Whether you’ve seen the Disney+ flagship television series The Mandalorian or not, chances are you’ve still seen or heard of its breakout character, Baby Yoda, who has quickly become a meme sensation thanks to social media.
The character has risen to the strange and often unexplainable world of internet fame, bringing with it, as often is the case, a perfect merchandising opportunity for brands to capitalise on. After all, where there is internet buzz, there are often sales to be made.
Meme sensation drives fashion sales
Since the first episode of the Star Wars spin-off show aired in the US on 12 November - conveniently just ahead of the festive shopping period - 103 Baby Yoda products across womenswear arrived online in the US, predominantly on t-shirts, sweaters and hoodies - that’s according to retail data company Edited. In that same period, 257 menswear products described as 'Baby Yoda' arrived online in the US, with Kohl's, BoxLunch, Walmart and Hot Topic investing the most in the products. Sell-outs and replenishment of Baby Yoda t-shirts and sweaters have already been recorded at Kohl’s and Target.
The show has so far only been aired in the US, meaning UK retailers have a head start to prepare for the launch on 31 March and have stock to promote on Star Wars Day on 4 May, according to Edited. In the UK, fast-fashion retailers Primark - which is known for keeping a finger firmly on the pulse of pop-culture and release related products accordingly - and Missguided are the only UK retailers so far to capitalize on the Baby Yoda hype.
Baby Yoda merch is predominantly being sold in three different ways by retailers: graphic T-shirts - which Edited highlights is the easiest and most popular way to capitalize on the character if you have a license for it; costumes, such as full-body Halloween outfits, hoodies, hats and wearable ears; and nightwear, including onesies, graphic pyjama sets, bathrobes and slippers.

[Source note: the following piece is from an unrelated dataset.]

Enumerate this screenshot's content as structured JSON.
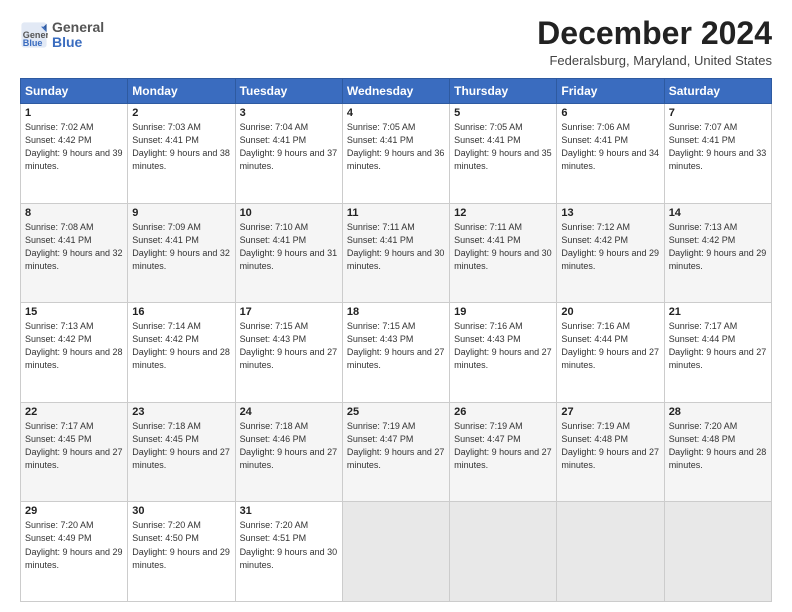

A similar meme sensation from the Guardian’s of the Galaxy Vol 2, called Baby Groot, created a spike in products when the film was released in 2017, and then again in December 2017 during the Christmas period. The US was the main market to capitalise on the character’s viral success, with Walmart in particular stocking up on related items. T-shirts made up 73 percent of arrivals, while nightwear was the second most invested in category at 15 percent. Edited also noted that almost no retailers capitalized on Baby Groot’s hype for communications, with Hot Topic the only retailer featuring the character in emails around the movie release.
Main article image: Baby Yoda, courtesy of Edited